2. Conduct Store Research
When approaching a store to carry your line, always do your research in advance. Buyers are very busy, so you make sure to research the store to see if your line could be a good fit.
Your Action Item: Create a wish list of stores that you would like to submit your designs to.
Start by checking out local stores. See what products they carry and if your aesthetic and price point complement their existing assortment. Research other designers you think your work would sit well next to. Who do they sell to? What other designers are carried at those stores?
3. Follow the Buying Schedule
Understanding the buying schedule of the retail industry is key to wholesale success. Many retail buyers focus the bulk of their buying ahead of the spring/summer season and the fall/holiday season.
Your Action Item: Establish a design schedule around seasonal markets.
Establish a design schedule at the beginning of the year and stick to it. At first, aim to create two collections a year — one for spring/summer and one for fall/holiday. Reach out to buyers at the beginning of the buying season, otherwise many stores will have used up their whole budget for the season or already met their quota in the category your work fits into. Even if you’re not exhibiting at a wholesale trade show, you should still follow the schedule since that is when most stores buy. Reach out to buyers that you genuinely think would be interested in your work in-person (e.g. at a trade show or market), via email or phone.
Below is an example of a typical buyer’s schedule. You can use this as a resource for creating your design schedule:
- January – February: Purchasing for spring and summer
- May – June: Purchasing for summer and fall
- August – September: Purchasing for fall and holiday
4. Create Line Sheets
Line sheets are your catalog of products that you make. Don’t bother making something fancy with a lot of bells and whistles. I find that clean and clear line sheets are super effective and to the point.
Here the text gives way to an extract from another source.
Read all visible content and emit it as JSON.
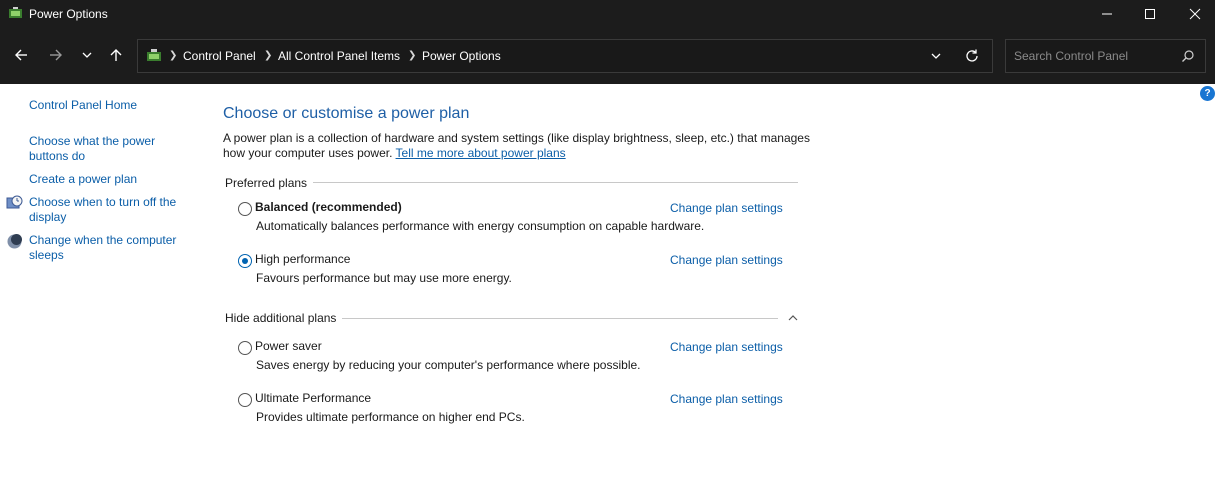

Your Action Item: Create a line sheet for your business.
Make sure to include a photo of each product (typically on a white background), product name, materials and wholesale price. Have a policy page with information on how to order, production lead time, minimum to order, and some information about you and your company. Include your contact info on every page. You can save your line sheets as a small PDF, so you can email it to buyers without it bouncing back, or you can print them out on your home computer or a local print shop to handout or mail.
5. Establish a Social Presence
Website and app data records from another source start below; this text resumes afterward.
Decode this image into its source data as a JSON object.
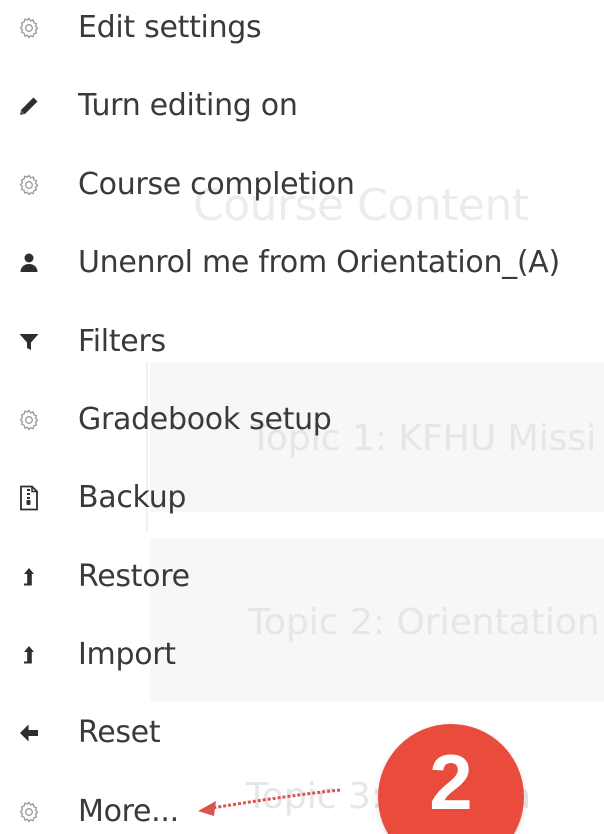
{
  "background": {
    "title": "Course Content",
    "topics": [
      "Topic 1: KFHU Missi",
      "Topic 2: Orientation",
      "Topic 3: ...al Sta"
    ]
  },
  "menu": {
    "items": [
      {
        "icon": "gear-icon",
        "label": "Edit settings"
      },
      {
        "icon": "pencil-icon",
        "label": "Turn editing on"
      },
      {
        "icon": "gear-icon",
        "label": "Course completion"
      },
      {
        "icon": "user-icon",
        "label": "Unenrol me from Orientation_(A)"
      },
      {
        "icon": "filter-icon",
        "label": "Filters"
      },
      {
        "icon": "gear-icon",
        "label": "Gradebook setup"
      },
      {
        "icon": "file-archive-icon",
        "label": "Backup"
      },
      {
        "icon": "upload-icon",
        "label": "Restore"
      },
      {
        "icon": "upload-icon",
        "label": "Import"
      },
      {
        "icon": "arrow-left-icon",
        "label": "Reset"
      },
      {
        "icon": "gear-icon",
        "label": "More..."
      }
    ]
  },
  "annotation": {
    "step_number": "2",
    "color": "#e94c3d",
    "arrow_color": "#d9534f"
  }
}
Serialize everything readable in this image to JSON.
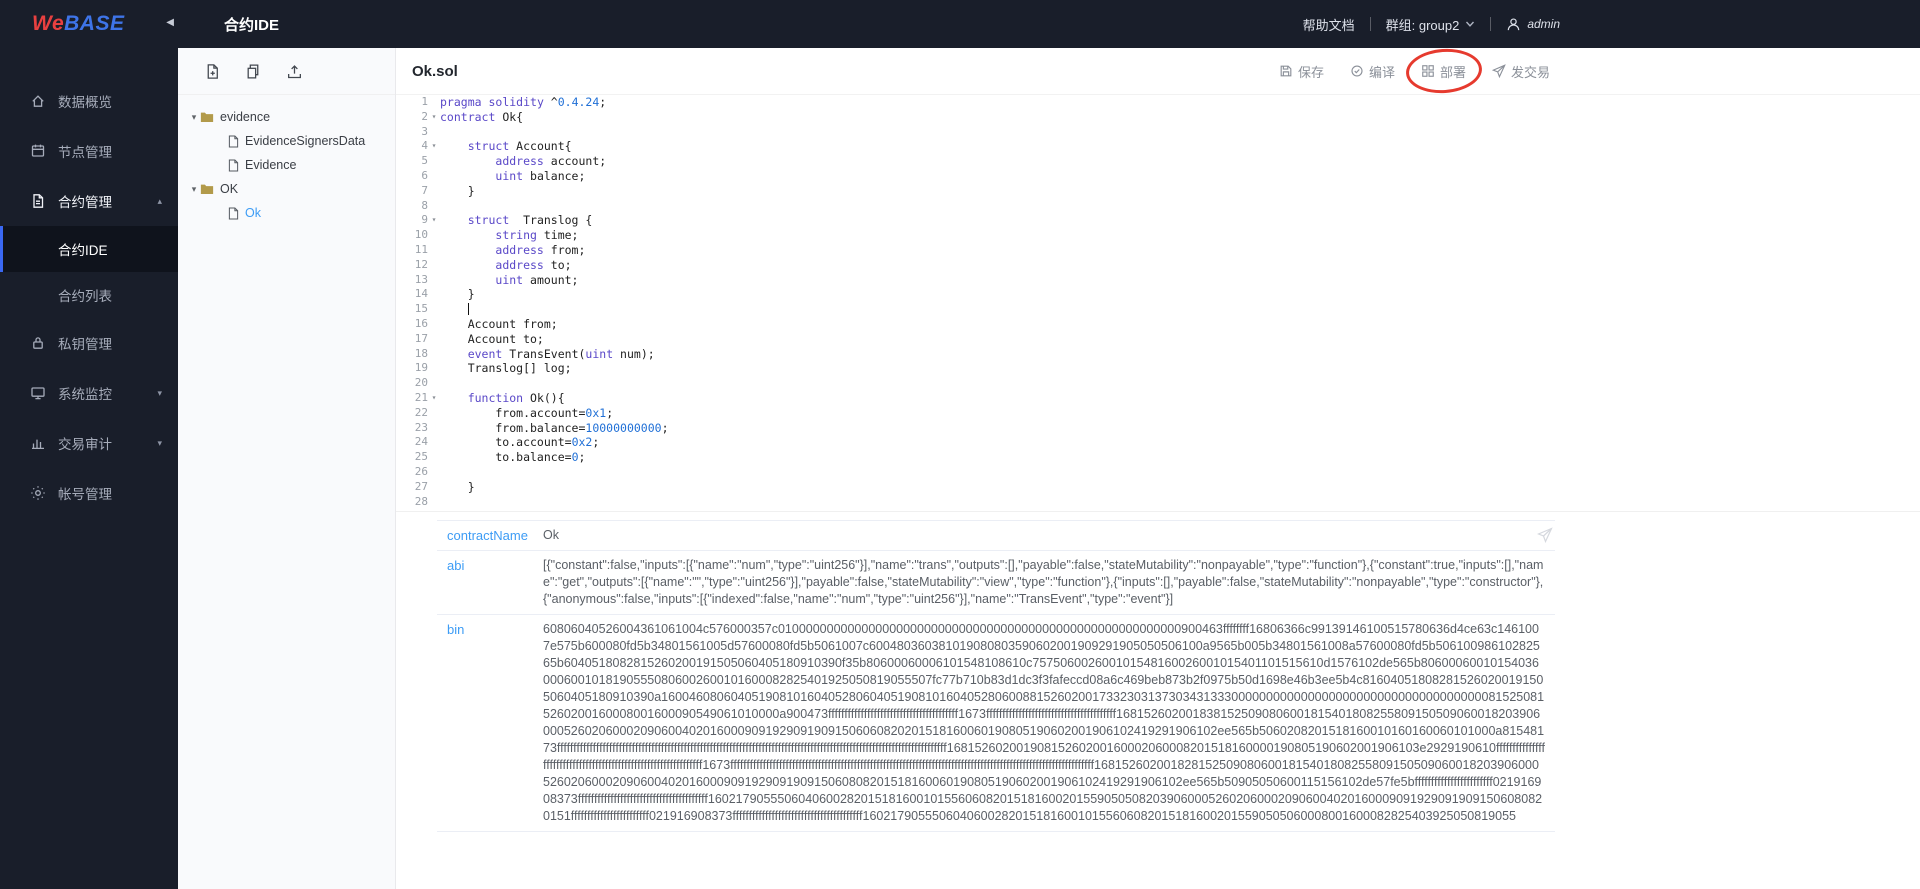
{
  "header": {
    "logo_we": "We",
    "logo_base": "BASE",
    "page_title": "合约IDE",
    "help_link": "帮助文档",
    "group_label": "群组: group2",
    "user_name": "admin"
  },
  "icons": {
    "collapse": "◀",
    "caret_up": "▴",
    "caret_down": "▾",
    "tree_caret": "▾",
    "fold_caret": "▾"
  },
  "sidebar": {
    "items": [
      {
        "label": "数据概览"
      },
      {
        "label": "节点管理"
      },
      {
        "label": "合约管理",
        "expanded": true
      },
      {
        "label": "合约IDE",
        "active": true
      },
      {
        "label": "合约列表"
      },
      {
        "label": "私钥管理"
      },
      {
        "label": "系统监控",
        "collapsed": true
      },
      {
        "label": "交易审计",
        "collapsed": true
      },
      {
        "label": "帐号管理"
      }
    ]
  },
  "file_tree": {
    "folders": [
      {
        "name": "evidence",
        "files": [
          "EvidenceSignersData",
          "Evidence"
        ]
      },
      {
        "name": "OK",
        "files": [
          "Ok"
        ],
        "selected_file": "Ok"
      }
    ]
  },
  "editor": {
    "file_name": "Ok.sol",
    "actions": {
      "save": "保存",
      "compile": "编译",
      "deploy": "部署",
      "send_tx": "发交易"
    },
    "fold_lines": [
      2,
      4,
      9,
      21
    ],
    "cursor_line": 15,
    "lines": [
      "pragma solidity ^0.4.24;",
      "contract Ok{",
      "",
      "    struct Account{",
      "        address account;",
      "        uint balance;",
      "    }",
      "",
      "    struct  Translog {",
      "        string time;",
      "        address from;",
      "        address to;",
      "        uint amount;",
      "    }",
      "    ",
      "    Account from;",
      "    Account to;",
      "    event TransEvent(uint num);",
      "    Translog[] log;",
      "",
      "    function Ok(){",
      "        from.account=0x1;",
      "        from.balance=10000000000;",
      "        to.account=0x2;",
      "        to.balance=0;",
      "",
      "    }",
      ""
    ]
  },
  "output_panel": {
    "rows": [
      {
        "label": "contractName",
        "value": "Ok"
      },
      {
        "label": "abi",
        "value": "[{\"constant\":false,\"inputs\":[{\"name\":\"num\",\"type\":\"uint256\"}],\"name\":\"trans\",\"outputs\":[],\"payable\":false,\"stateMutability\":\"nonpayable\",\"type\":\"function\"},{\"constant\":true,\"inputs\":[],\"name\":\"get\",\"outputs\":[{\"name\":\"\",\"type\":\"uint256\"}],\"payable\":false,\"stateMutability\":\"view\",\"type\":\"function\"},{\"inputs\":[],\"payable\":false,\"stateMutability\":\"nonpayable\",\"type\":\"constructor\"},{\"anonymous\":false,\"inputs\":[{\"indexed\":false,\"name\":\"num\",\"type\":\"uint256\"}],\"name\":\"TransEvent\",\"type\":\"event\"}]"
      },
      {
        "label": "bin",
        "value": "60806040526004361061004c576000357c0100000000000000000000000000000000000000000000000000000000900463ffffffff16806366c99139146100515780636d4ce63c1461007e575b600080fd5b34801561005d57600080fd5b5061007c600480360381019080803590602001909291905050506100a9565b005b34801561008a57600080fd5b50610098610282565b6040518082815260200191505060405180910390f35b80600060006101548108610c757506002600101548160026001015401101515610d1576102de565b8060006001015403600060010181905550806002600101600082825401925050819055507fc77b710b83d1dc3f3fafeccd08a6c469beb873b2f0975b50d1698e46b3ee5b4c816040518082815260200191505060405180910390a16004608060405190810160405280604051908101604052806008815260200173323031373034313330000000000000000000000000000000000000815250815260200160008001600090549061010000a900473ffffffffffffffffffffffffffffffffffffffff1673ffffffffffffffffffffffffffffffffffffffff16815260200183815250908060018154018082558091505090600182039060005260206000209060040201600090919290919091506060820201518160060190805190602001906102419291906102ee565b5060208201518160010160160060101000a81548173ffffffffffffffffffffffffffffffffffffffffffffffffffffffffffffffffffffffffffffffffffffffffffffffffffffffffffffffffffffffff16815260200190815260200160002060008201518160000190805190602001906103e2929190610ffffffffffffffffffffffffffffffffffffffffffffffffffffffffffffffff1673ffffffffffffffffffffffffffffffffffffffffffffffffffffffffffffffffffffffffffffffffffffffffffffffffffffffffffffffff168152602001828152509080600181540180825580915050906001820390600052602060002090600402016000909192909190915060808201518160060190805190602001906102419291906102ee565b50905050600115156102de57fe5bffffffffffffffffffffffff021916908373ffffffffffffffffffffffffffffffffffffffff1602179055506040600282015181600101556060820151816002015590505082039060005260206000209060040201600090919290919091506080820151ffffffffffffffffffffffff021916908373ffffffffffffffffffffffffffffffffffffffff1602179055506040600282015181600101556060820151816002015590505060008001600082825403925050819055"
      }
    ]
  },
  "colors": {
    "header_bg": "#191e2a",
    "active_accent": "#3a68f2",
    "link_blue": "#3d9cf5",
    "annotation_red": "#e63a2e",
    "folder_gold": "#b29a4a",
    "keyword": "#5a48c8",
    "number": "#1f6fd6"
  }
}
Social media is an extremely effective way to market your pieces for free and build brand awareness. You can tell a visual story of your brand by posting images of work in progress, inspiration pictures, and finished pieces. This is a great way to invite customers into your world and make them fall in love with your brand.
Your Action Item: Identify one social network to focus your marketing efforts on.
If you are new to social media, pick one network to focus on and connect the other channels so they automatically share, or push out updates. I put my energy into Instagram. I find Instagram easy to navigate from my smartphone and aim to post one picture a day of work in progress, finished products and inspiration photos. When I post photos, they are connected to my Twitter, Tumblr, and Facebook accounts. This helps create a visual story of my brand and allows customers to easily see the handmade process and behind the scenes of my business. When on social networks like Instagram or Twitter, be sure to use hashtags. Hashtags categorize your posts and allow anyone to see them and other posts with the same tag when someone clicks on the keyword. Establish a hashtag for your brand, like #EmilieShapiroJewelry, and encourage customers to share photos wearing your jewelry. See what hashtags other designers in your category and people with similar interests are using to help widen your following.
*Emilie’s ideas reflect her experience in the jewelry industry, but her tips can be translated to apply to all artists and crafts people. If you’re interested in expert advice for launching your own jewelry business then join Emilie along with our Jewelry Buyer Sharon Hitchcock on April.5 at Emilie’s book launch event for a panel discussion on the ins-and-outs of the jewelry industry.
Think you’re ready to start selling wholesale? We always welcome new product submissions. Submit your work to us at www.uncommongoods.com/designs for consideration by our merchandising team.